You might often hear a library described as “old” but how often do you hear one called “a mystery”? Well, Exeter’s library and its collections are not only extremely special, but they are also old and can be at times rather mysterious. The “old” bit is obvious – and we don’t just mean the Victorian gothic building of 1857 that we all know and love. In fact, there has been a College library in some form at Exeter inspiring our students since the 14th century.
But why a mystery? Well do you know much about the extent and content of the material locked in the rolling stacks under the Library Annexe and in the Library and Archives Strong Rooms?
Exeter has a treasure trove of some very special collections which include mediaeval manuscripts, early printed books, incunabula, and some unique treasures from the 12th century onwards.
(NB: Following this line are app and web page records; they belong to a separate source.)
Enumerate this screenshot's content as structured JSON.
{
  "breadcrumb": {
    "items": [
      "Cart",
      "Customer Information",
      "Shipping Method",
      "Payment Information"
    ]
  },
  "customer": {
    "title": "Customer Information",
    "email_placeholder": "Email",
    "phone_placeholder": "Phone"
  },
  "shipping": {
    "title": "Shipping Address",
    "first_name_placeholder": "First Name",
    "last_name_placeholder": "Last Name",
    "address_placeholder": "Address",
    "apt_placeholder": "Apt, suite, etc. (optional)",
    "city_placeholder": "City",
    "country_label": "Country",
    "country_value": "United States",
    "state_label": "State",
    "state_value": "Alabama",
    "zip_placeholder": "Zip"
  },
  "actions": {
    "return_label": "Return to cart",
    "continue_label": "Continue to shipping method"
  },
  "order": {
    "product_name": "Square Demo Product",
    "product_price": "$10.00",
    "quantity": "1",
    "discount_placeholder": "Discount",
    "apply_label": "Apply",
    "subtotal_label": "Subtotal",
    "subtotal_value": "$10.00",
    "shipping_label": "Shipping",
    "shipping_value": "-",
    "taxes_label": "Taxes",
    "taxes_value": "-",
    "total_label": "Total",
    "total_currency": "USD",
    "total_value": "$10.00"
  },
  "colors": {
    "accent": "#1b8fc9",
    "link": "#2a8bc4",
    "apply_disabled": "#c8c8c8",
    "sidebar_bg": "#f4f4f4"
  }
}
Some of you will know of the Bohun Psalter, the beautifully illustrated manuscript from the 14th century which used to belong to Elizabeth of York and then later to Katherine of Aragon, King Henry VIII’s first wife. However, you may not know that Exeter also possesses a manuscript of Suetonius’ “Lives of the Twelve Caesars” which was once owned by Petrarch and bears the poet’s annotations. There are also of course all of the unique and fascinating documents in the College archive which dates back to the foundation of the institution in 1314.
You will find more on all this in the new blog which has been launched by our Librarian, Joanna Bowring, at http://exetercollegespecialcollections.com.
Over the coming weeks Joanna Bowring will write about the unique “Tinners’ Charter” and the manuscript of “Cripps the Carrier” by novelist RD Blackmore (author of Lorna Doone) which celebrate our connection to the West Country, as well as about some fantastic travel works such as the great “Description of Egypt, or the collection of observations and research which were made in Egypt during the expedition of the French Army” (1809-29) and David Roberts’ “Holy Land” (1855), both beautifully illustrated and, at present, stored in the library stacks with 30,000 other books and manuscripts.
Part of the purpose of the blog, which we hope you will follow, is to get us ready for the move of our special collections into Cohen Quad on Walton Street. The special collections reading room is being created alongside the climate controlled space that will be used to store these treasures. By cataloguing and conserving over 1,000 metres of our collections before they move, we will be better placed to ensure they become accessible to scholars – including our own students. Our Fellows in History, Professor Fara Dabhoiwala and Professor Christina de Bellaigue, already have plans to teach from our own primary material once the move is completed.
Follow the Librarian’s blog at http://exetercollegespecialcollections.com and find out more.